“The restructuring of our business will enable increased investment in creativity, technology and talent, enhancing our capabilities in the categories with the greatest potential for future growth. As well as improving our offer and creating opportunities for clients, this investment will drive sustainable, profitable growth for our shareholders. We describe our approach as ‘radical evolution’: radical because we are taking decisive action and implementing major change; evolution because we will achieve this while respecting the things that make WPP the great company it is today.”
According to WPP, the changes will ultimately save the group £275m a year by the end of 2021, half of which will be reinvested in the business. In reaction to the news and an upgrade to the company’s full-year sales guidance, WPP’s share price rose more than six per cent, although some city analysts reportedly remain sceptical. In October, WPP lost around 20 per cent of its market value after missing its forecast of third-quarter sales and downgrading its full-year guidance.
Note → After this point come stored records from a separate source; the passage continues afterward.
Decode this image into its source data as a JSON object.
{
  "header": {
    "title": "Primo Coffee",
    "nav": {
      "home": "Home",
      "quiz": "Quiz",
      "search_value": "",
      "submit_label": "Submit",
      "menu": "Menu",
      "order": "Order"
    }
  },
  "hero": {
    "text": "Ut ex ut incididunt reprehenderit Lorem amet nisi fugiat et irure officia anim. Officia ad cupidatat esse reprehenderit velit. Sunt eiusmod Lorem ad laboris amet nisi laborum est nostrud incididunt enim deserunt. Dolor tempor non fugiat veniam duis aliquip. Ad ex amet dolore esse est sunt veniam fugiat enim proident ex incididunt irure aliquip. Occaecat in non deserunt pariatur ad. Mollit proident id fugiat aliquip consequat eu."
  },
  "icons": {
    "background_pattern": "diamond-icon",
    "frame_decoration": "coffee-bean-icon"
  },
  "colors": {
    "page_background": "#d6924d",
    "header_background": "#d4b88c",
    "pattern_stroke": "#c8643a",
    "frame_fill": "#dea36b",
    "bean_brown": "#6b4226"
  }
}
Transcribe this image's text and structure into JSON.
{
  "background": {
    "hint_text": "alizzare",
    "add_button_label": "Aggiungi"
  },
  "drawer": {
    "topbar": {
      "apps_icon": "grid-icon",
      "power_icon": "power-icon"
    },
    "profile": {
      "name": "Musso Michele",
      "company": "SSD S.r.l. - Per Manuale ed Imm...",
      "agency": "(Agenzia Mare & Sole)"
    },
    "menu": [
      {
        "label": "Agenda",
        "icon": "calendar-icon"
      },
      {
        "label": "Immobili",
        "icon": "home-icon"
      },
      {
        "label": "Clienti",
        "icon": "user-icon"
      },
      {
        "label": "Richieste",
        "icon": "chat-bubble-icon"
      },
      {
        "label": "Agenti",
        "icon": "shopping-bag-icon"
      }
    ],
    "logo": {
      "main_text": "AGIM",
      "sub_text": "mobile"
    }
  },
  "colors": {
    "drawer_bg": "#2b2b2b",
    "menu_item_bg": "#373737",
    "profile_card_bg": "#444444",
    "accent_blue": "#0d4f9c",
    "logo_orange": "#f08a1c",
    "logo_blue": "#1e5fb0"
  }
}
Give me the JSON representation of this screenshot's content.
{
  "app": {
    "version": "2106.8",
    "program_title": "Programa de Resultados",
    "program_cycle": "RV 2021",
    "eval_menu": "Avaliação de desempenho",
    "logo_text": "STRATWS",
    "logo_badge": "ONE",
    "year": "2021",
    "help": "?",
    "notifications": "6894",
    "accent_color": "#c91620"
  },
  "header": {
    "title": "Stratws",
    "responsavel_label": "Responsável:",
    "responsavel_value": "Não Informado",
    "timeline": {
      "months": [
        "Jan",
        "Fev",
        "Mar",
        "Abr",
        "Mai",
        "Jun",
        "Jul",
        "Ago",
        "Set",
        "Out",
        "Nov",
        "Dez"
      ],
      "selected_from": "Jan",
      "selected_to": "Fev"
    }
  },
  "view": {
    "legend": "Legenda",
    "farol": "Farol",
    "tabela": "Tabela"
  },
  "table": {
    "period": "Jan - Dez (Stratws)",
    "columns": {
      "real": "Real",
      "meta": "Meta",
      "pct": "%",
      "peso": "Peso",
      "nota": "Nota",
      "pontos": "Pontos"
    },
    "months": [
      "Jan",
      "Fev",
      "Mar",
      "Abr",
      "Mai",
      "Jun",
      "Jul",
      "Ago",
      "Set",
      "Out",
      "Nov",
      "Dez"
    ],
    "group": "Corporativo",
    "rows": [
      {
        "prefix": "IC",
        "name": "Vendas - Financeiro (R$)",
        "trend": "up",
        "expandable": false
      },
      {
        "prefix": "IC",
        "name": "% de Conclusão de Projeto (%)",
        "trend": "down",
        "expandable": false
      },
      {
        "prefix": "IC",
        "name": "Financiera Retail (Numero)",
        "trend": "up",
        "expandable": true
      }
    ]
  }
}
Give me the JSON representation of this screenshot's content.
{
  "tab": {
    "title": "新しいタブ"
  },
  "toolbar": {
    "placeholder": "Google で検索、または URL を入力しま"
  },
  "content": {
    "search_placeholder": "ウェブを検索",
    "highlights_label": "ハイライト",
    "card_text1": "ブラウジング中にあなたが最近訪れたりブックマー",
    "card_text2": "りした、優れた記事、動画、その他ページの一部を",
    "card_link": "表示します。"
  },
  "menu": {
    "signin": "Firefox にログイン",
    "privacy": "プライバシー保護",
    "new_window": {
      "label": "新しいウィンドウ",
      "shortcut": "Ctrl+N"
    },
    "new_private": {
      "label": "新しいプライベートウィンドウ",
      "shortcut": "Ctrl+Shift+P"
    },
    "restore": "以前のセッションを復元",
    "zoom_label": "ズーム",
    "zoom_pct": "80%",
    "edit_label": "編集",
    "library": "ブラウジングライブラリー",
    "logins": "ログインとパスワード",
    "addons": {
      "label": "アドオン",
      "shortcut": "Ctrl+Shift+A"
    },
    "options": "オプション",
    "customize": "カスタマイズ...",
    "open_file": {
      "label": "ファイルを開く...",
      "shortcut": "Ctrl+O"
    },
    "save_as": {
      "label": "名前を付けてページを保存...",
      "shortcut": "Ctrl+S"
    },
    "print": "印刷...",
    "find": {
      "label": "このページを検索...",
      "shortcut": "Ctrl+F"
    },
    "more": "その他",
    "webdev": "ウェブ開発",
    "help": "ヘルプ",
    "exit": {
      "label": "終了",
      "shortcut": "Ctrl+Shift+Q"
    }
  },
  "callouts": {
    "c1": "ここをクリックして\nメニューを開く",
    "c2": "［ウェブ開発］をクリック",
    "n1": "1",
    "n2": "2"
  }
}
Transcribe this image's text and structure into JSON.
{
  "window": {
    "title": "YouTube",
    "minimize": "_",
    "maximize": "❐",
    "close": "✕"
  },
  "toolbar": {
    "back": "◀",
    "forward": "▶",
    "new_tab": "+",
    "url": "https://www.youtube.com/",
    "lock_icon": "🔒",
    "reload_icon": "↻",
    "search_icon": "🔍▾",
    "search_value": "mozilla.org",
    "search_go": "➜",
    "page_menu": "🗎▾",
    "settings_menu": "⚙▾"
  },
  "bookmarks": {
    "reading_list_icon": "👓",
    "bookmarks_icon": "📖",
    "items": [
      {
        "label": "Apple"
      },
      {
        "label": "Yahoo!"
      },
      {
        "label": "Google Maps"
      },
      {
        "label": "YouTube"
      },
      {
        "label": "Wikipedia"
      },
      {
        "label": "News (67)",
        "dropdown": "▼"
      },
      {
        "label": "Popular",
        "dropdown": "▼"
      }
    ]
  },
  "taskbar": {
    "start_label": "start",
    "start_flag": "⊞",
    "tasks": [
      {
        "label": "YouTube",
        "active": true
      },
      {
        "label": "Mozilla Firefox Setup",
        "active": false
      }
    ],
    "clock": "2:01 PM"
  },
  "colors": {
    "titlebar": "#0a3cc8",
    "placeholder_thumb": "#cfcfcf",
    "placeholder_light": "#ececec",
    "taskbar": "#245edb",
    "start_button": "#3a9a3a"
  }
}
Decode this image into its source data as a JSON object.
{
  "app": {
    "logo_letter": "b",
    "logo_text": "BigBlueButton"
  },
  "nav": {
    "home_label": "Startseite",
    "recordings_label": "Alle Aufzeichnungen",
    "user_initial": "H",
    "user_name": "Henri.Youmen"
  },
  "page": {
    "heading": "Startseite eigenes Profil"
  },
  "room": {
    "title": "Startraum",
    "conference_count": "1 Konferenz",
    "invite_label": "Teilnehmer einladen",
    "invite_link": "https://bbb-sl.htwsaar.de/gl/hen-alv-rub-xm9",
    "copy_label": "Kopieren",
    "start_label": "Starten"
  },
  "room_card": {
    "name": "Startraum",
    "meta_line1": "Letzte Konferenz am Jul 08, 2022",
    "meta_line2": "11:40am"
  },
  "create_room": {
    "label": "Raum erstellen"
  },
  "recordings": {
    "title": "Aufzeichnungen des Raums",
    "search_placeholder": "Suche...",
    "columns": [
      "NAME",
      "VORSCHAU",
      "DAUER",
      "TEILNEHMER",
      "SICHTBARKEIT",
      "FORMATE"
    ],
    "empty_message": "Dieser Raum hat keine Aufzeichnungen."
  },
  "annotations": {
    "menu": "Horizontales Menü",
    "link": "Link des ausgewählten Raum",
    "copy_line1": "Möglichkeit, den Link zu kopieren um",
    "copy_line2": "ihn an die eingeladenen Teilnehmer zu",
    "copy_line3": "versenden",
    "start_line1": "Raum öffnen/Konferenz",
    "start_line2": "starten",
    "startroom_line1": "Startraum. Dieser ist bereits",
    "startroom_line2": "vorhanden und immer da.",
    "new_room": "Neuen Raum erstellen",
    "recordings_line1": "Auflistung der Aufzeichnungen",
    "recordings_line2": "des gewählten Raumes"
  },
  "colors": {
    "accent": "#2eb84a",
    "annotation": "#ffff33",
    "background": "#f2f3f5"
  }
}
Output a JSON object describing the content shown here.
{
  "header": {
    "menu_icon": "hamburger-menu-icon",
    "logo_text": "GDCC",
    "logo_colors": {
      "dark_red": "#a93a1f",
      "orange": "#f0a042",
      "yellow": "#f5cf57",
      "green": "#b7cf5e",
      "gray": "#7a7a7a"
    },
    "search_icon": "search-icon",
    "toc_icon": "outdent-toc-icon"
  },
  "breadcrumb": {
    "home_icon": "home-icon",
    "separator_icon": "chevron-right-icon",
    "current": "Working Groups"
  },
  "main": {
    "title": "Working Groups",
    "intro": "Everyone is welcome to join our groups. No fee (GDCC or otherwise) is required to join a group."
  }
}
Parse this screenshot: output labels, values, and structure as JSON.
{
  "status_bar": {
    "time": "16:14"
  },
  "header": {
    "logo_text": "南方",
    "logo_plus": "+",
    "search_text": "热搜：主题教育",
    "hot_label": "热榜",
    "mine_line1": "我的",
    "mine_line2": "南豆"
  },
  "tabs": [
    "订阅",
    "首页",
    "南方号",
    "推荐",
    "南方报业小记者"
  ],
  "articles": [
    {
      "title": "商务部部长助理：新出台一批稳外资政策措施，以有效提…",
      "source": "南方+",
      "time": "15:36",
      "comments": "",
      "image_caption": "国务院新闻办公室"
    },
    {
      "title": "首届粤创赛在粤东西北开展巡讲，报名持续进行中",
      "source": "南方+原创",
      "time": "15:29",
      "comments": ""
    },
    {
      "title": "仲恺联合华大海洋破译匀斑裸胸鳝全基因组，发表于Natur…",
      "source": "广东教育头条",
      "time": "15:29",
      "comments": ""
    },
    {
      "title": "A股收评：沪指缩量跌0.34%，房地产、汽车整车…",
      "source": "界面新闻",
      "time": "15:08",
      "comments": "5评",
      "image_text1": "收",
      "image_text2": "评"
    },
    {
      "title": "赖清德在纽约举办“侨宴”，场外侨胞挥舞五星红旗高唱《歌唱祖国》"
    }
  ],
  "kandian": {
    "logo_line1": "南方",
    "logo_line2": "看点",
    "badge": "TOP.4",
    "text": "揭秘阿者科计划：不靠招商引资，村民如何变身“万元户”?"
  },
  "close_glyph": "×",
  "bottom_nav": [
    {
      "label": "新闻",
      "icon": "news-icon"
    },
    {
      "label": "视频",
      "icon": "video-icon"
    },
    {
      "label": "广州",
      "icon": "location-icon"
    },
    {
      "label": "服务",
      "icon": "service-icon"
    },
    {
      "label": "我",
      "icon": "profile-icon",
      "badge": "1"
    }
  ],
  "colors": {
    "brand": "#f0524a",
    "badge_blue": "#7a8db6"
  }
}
At the end of November, WPP announced that one of its largest and oldest agencies, J. Walter Thompson (JWT) was merging with digital specialists Wunderman in an effort to simplify its business. Read had previously said that the group had become “unwieldy with too much duplication”, while clients had reportedly criticised WPP as becoming difficult to do business with due to the sheer scale of the firm.